REFERENCES

1. Swaroop A, Jain A, Kumhar M, Parihar N, Jain S. Chikungunya fever. Journal, Indian Academy of Clinical Medicine 2007; 8:164-168.         [ Links ]

2. Sudeep AB, Parashar D. Chikungunya: an overview. J Biosci 2008; 33:443-449.         [ Links ]

3. Staples JE, Breiman RF, Powers AM. Chikungunya fever: an epidemiological review of a re-emerging infectious disease. Clin Infect Dis 2009; 49:942-948.         [ Links ]

4. Parola P, Simon F, Oliver M. Tenosynovitis and vascular disorders associated with chikungunya virus-related rheumatism. Clin Infect Dis 2007; 45:801-802.         [ Links ]

5. Morrison JG. Chikungunya fever. Int J Dermatol 1979; 18:628-629.         [ Links ]

6. Pialoux G, Gaüzere B-A, Jauréguiberry S, Strobel M. Chikungunya, an epidemic arbovirosis. Lancet Infect Dis 2007; 7:319-327.         [ Links ]

7. Ministério da Saúde.
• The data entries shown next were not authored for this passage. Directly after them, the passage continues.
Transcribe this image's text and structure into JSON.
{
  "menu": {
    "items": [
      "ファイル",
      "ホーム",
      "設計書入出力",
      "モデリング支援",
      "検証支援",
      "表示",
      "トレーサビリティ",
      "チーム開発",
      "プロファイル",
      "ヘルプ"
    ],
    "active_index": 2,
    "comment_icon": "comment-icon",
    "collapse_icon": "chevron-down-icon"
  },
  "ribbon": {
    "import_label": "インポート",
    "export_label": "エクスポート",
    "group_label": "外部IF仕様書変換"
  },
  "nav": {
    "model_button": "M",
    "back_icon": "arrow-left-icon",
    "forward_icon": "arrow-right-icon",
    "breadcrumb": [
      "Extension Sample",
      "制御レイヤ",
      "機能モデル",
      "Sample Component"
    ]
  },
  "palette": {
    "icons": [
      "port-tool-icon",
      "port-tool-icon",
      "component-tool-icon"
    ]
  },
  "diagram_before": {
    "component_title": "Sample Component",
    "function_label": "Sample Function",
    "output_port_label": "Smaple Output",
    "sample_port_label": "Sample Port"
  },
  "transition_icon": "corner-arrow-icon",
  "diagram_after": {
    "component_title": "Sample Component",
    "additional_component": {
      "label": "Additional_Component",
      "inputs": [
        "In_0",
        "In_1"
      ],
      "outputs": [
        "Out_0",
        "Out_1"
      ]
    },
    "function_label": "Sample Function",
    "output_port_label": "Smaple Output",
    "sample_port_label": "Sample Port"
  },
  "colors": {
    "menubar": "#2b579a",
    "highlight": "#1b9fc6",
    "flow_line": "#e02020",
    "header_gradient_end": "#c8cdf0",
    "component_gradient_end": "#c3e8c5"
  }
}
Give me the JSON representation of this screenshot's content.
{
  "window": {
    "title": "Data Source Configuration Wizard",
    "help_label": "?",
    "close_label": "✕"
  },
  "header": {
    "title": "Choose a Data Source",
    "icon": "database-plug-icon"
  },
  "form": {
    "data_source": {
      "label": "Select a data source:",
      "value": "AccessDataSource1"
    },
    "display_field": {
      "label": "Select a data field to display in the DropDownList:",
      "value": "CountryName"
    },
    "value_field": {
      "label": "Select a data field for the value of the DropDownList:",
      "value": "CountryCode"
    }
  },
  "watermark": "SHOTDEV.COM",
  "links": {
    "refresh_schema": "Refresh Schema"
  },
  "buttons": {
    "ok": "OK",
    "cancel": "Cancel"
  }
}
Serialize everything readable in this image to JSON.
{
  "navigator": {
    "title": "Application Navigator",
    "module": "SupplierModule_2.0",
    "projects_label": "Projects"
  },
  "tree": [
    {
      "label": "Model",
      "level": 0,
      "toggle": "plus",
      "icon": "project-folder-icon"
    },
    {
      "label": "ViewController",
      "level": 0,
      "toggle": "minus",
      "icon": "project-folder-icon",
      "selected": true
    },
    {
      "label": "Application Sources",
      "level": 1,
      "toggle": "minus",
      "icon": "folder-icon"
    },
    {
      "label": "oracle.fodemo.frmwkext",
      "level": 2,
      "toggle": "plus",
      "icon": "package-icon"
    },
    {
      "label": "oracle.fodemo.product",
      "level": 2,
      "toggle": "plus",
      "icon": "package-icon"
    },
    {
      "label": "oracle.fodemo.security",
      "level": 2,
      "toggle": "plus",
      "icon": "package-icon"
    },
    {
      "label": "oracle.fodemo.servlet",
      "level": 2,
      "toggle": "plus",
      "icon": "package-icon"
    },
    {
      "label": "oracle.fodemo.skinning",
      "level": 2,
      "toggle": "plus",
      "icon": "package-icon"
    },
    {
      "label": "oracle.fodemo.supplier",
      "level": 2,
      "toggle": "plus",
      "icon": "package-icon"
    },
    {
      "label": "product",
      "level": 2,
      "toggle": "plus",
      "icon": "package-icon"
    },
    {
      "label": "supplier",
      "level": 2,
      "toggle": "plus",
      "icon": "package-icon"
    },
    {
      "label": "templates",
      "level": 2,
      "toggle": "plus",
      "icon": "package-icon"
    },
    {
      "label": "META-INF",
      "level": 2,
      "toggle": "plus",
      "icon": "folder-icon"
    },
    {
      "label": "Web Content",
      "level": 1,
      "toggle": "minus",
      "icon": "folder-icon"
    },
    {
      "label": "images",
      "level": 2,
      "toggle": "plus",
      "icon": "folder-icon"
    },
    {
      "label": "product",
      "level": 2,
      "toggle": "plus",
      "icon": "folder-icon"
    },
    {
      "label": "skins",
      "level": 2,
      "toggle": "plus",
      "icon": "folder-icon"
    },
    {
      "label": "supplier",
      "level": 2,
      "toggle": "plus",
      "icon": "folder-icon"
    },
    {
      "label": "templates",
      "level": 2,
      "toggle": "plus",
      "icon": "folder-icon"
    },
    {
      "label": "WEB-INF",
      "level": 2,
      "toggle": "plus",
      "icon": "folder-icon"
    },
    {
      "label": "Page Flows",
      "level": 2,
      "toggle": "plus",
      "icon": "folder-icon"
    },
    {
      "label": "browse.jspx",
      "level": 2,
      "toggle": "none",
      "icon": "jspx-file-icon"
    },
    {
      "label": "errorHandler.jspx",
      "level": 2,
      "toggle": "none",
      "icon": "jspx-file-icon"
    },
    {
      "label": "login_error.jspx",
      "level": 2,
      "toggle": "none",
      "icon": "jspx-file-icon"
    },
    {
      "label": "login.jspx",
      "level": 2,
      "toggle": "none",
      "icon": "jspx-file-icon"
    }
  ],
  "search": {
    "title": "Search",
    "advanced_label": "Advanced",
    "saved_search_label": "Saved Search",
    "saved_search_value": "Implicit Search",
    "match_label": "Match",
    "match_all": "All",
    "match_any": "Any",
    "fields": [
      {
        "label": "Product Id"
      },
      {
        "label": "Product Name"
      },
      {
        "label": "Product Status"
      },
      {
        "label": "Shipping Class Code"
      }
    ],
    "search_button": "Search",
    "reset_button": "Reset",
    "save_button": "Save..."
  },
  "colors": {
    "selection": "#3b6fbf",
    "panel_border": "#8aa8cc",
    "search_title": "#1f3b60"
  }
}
Nota técnica Nº 118/2010. GPNCD/DEVEP/SVS/MS. Identificação de Áreas de Maior Vulnerabilidade para Ocorrência de Dengue no período de Transmissão 2010/2011 com vistas a subsidiar a intensificação das ações de controle [Internet]. Brasília: Secretaria de Vigilância Sanitária [updated 2010 December 19; Cited 2010 December 26]. Available from: http://portal.saude.gov.br/portal/ arquivos/pdf/nt_aval_vul_epid_dengue_verao_10_11.pdf/        [ Links ]

 

 

Address to:
Dra. Isabella Gomes Cavalcanti de Albuquerque
R. Doutor Satamini 333
Tijuca, 20270-233 Rio de Janeiro, RJ, Brasil
Phone: 55 21 2563-2619
e-mail: isabella.albuquerque@hsvp.org.br

Received in 12/03/2011
Accepted in 09/09/2011